I received some friends the other day. They expressed their desire to see some good movie. I readily agreed. I, therefore, went to the cinema hall in the locality and purchased five tickets for the evening show. The picture running at the cinema was Raj Kapoor’s ‘Boot-Polish’—a very old picture with a social theme. It was still attracting big crowds.
After taking our tea with light refreshment1 we set out. The cinema-hall presented a nice look. It was fitted with the most modern appliances. The picture-gallery at the entrance showed the pictures of the film to be released next.
My friend from Ajmer cast a look all around. The illumination, the decoration of the hall, the stalls around—and everything there attracted him. In the meantime the matinee-show was over. The people trooped out. It was a vast crowd indeed. In ten minutes, the hall was empty.
Now rang the bell. We went in. Soon the hall was full. At 6-15 P.M., the lights were all switched off and advertisements appeared on the screen. This was followed by a news-reel and a documentary, on the methods of keeping safe from malaria.
The main picture “began at 6.30 P.M. It was soul stirring. Some of the scenes were tragic. The wanderings of the poor orphans in rain and thunder, the way they made their living by polishing shoes, their hatred for begging, the imprisonment of the brother and the helplessness of the sister-all this brought tears into our eyes. It set us thinking. We thought how cruel the people of the world are.

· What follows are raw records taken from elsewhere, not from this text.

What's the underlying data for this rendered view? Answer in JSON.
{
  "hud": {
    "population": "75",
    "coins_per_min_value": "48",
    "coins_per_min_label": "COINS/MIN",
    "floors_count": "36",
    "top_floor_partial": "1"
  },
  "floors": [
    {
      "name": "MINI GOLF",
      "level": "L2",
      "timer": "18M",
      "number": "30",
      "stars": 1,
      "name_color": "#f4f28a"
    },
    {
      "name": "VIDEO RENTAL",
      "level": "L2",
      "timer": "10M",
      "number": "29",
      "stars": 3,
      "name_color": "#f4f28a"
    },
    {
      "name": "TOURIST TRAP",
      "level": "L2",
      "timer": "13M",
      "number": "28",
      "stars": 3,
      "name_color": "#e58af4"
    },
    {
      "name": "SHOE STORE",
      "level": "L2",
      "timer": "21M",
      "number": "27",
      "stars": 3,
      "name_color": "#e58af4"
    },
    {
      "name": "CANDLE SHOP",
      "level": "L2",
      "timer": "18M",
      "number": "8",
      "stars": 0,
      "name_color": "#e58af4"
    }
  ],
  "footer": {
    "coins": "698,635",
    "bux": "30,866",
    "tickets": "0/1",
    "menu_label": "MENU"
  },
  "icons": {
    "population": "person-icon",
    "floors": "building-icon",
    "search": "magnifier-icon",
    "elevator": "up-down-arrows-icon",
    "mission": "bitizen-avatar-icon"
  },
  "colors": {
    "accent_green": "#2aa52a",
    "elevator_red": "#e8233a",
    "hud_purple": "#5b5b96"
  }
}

The picture was not without scenes of light entertainment. They helped in toning down the tragic atmosphere. The picture was very interesting. It kept us spell bound. The scenes, setting and photography were of a high order. The picture was on the whole a good entertainer. The picture was over at 9 P.M. We all came out and went to our houses.